____ Records provided

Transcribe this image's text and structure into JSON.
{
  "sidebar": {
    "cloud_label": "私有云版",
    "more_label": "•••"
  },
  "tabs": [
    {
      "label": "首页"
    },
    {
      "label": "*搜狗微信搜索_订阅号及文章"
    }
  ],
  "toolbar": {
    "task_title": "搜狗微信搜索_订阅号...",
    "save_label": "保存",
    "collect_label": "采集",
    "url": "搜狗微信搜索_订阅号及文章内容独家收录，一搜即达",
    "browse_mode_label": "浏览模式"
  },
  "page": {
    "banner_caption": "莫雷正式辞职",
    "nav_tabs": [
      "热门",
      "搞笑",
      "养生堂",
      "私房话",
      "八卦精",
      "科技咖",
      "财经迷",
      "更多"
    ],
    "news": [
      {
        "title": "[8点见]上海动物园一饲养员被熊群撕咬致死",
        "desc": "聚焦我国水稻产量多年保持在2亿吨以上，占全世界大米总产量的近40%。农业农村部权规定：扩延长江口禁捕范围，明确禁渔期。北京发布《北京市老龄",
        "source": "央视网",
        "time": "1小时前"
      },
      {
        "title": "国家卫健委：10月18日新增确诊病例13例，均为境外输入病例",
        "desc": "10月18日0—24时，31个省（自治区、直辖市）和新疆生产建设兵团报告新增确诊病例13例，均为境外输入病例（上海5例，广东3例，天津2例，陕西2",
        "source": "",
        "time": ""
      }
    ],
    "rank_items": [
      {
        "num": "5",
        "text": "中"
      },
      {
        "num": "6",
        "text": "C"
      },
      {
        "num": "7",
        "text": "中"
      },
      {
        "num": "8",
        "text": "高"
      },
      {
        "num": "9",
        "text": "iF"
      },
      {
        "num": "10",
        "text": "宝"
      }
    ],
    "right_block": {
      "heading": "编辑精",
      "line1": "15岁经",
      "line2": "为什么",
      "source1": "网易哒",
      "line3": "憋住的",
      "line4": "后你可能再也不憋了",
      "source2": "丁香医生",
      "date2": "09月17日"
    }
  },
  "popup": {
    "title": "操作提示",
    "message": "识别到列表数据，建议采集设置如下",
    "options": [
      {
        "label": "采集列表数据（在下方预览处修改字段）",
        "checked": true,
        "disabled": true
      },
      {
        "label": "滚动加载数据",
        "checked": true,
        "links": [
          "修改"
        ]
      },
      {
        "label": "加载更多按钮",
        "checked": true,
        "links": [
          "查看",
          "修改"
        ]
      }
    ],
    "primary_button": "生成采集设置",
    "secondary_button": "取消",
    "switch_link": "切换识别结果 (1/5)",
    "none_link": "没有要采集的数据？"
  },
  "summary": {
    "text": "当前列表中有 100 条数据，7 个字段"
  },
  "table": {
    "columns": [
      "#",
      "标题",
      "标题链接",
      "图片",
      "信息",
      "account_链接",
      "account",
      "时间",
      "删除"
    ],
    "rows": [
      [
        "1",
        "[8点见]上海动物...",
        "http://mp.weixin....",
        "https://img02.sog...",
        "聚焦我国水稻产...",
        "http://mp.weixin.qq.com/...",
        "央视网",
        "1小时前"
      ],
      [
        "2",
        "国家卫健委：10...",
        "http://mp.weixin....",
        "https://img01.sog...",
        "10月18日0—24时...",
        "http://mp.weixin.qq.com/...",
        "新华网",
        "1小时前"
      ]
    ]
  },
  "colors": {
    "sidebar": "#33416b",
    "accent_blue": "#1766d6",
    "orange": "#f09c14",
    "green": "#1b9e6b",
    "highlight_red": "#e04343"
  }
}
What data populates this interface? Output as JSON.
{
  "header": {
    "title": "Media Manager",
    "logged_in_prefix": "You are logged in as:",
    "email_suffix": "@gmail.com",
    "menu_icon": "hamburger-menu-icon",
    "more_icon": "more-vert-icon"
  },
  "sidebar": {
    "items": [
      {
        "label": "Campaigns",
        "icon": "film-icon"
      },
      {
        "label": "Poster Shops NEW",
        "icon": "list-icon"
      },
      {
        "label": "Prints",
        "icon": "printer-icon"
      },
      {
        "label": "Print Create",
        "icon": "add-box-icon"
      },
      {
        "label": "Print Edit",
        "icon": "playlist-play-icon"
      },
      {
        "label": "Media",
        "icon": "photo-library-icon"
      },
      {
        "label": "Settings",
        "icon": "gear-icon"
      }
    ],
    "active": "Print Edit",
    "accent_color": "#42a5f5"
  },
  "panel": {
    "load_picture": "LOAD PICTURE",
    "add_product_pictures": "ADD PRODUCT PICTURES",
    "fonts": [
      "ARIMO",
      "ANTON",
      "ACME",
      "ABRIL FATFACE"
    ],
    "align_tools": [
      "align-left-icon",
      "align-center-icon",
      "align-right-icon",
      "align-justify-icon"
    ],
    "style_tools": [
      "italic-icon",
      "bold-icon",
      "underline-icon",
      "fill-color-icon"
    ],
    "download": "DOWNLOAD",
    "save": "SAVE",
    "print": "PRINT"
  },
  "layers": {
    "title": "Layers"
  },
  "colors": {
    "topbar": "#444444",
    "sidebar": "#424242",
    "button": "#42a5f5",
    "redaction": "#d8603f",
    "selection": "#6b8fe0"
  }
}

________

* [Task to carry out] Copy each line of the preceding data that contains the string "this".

* [Written response]
Transcribe this image's text and structure into JSON.
What data populates this interface? Output as JSON.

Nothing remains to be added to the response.